DESCRIPTION OF THE TASK: Having read the material, return every line of it exactly.

-*-*-

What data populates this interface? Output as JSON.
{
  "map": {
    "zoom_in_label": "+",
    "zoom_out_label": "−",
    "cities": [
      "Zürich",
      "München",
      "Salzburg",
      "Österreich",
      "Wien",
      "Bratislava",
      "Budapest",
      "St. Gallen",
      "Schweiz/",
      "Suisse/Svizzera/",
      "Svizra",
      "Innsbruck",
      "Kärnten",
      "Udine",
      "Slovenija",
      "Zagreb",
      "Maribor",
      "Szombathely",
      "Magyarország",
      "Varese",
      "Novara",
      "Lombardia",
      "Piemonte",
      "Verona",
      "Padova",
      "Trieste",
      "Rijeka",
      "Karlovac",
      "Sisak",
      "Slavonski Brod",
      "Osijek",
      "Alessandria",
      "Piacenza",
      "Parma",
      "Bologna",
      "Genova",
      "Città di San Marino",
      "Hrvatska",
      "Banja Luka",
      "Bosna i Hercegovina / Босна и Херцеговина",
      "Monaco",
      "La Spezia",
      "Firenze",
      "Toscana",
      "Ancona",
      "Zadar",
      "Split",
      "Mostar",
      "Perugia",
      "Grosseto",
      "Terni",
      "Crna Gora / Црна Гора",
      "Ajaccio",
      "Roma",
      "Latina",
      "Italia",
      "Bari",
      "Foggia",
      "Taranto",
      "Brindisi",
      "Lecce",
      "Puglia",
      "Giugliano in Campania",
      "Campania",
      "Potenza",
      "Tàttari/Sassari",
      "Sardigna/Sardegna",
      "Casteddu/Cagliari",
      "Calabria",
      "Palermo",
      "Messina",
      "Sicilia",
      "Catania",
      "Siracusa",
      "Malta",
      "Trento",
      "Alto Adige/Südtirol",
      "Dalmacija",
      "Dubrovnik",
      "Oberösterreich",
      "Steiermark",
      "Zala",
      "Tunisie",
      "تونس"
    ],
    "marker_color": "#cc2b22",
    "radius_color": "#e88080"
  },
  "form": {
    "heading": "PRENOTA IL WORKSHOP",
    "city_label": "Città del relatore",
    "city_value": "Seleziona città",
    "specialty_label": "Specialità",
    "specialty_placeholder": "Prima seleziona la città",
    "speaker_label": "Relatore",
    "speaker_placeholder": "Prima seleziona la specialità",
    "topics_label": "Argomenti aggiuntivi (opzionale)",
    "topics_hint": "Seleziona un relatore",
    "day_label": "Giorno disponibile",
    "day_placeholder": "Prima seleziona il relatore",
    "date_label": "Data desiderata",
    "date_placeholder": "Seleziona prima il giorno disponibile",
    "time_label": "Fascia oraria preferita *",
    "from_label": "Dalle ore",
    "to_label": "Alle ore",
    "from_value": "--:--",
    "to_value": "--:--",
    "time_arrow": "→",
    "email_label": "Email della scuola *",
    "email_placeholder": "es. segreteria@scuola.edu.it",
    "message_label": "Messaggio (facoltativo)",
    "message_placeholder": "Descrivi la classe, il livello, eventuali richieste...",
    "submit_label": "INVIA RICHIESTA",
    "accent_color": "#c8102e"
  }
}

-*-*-

SOLUTION TO THIS EXERCISE:
What data populates this interface? Output as JSON.
{
  "map": {
    "zoom_in_label": "+",
    "zoom_out_label": "−",
    "cities": [
      "Zürich",
      "München",
      "Salzburg",
      "Österreich",
      "Wien",
      "Bratislava",
      "Budapest",
      "St. Gallen",
      "Schweiz/",
      "Suisse/Svizzera/",
      "Svizra",
      "Innsbruck",
      "Kärnten",
      "Udine",
      "Slovenija",
      "Zagreb",
      "Maribor",
      "Szombathely",
      "Magyarország",
      "Varese",
      "Novara",
      "Lombardia",
      "Piemonte",
      "Verona",
      "Padova",
      "Trieste",
      "Rijeka",
      "Karlovac",
      "Sisak",
      "Slavonski Brod",
      "Osijek",
      "Alessandria",
      "Piacenza",
      "Parma",
      "Bologna",
      "Genova",
      "Città di San Marino",
      "Hrvatska",
      "Banja Luka",
      "Bosna i Hercegovina / Босна и Херцеговина",
      "Monaco",
      "La Spezia",
      "Firenze",
      "Toscana",
      "Ancona",
      "Zadar",
      "Split",
      "Mostar",
      "Perugia",
      "Grosseto",
      "Terni",
      "Crna Gora / Црна Гора",
      "Ajaccio",
      "Roma",
      "Latina",
      "Italia",
      "Bari",
      "Foggia",
      "Taranto",
      "Brindisi",
      "Lecce",
      "Puglia",
      "Giugliano in Campania",
      "Campania",
      "Potenza",
      "Tàttari/Sassari",
      "Sardigna/Sardegna",
      "Casteddu/Cagliari",
      "Calabria",
      "Palermo",
      "Messina",
      "Sicilia",
      "Catania",
      "Siracusa",
      "Malta",
      "Trento",
      "Alto Adige/Südtirol",
      "Dalmacija",
      "Dubrovnik",
      "Oberösterreich",
      "Steiermark",
      "Zala",
      "Tunisie",
      "تونس"
    ],
    "marker_color": "#cc2b22",
    "radius_color": "#e88080"
  },
  "form": {
    "heading": "PRENOTA IL WORKSHOP",
    "city_label": "Città del relatore",
    "city_value": "Seleziona città",
    "specialty_label": "Specialità",
    "specialty_placeholder": "Prima seleziona la città",
    "speaker_label": "Relatore",
    "speaker_placeholder": "Prima seleziona la specialità",
    "topics_label": "Argomenti aggiuntivi (opzionale)",
    "topics_hint": "Seleziona un relatore",
    "day_label": "Giorno disponibile",
    "day_placeholder": "Prima seleziona il relatore",
    "date_label": "Data desiderata",
    "date_placeholder": "Seleziona prima il giorno disponibile",
    "time_label": "Fascia oraria preferita *",
    "from_label": "Dalle ore",
    "to_label": "Alle ore",
    "from_value": "--:--",
    "to_value": "--:--",
    "time_arrow": "→",
    "email_label": "Email della scuola *",
    "email_placeholder": "es. segreteria@scuola.edu.it",
    "message_label": "Messaggio (facoltativo)",
    "message_placeholder": "Descrivi la classe, il livello, eventuali richieste...",
    "submit_label": "INVIA RICHIESTA",
    "accent_color": "#c8102e"
  }
}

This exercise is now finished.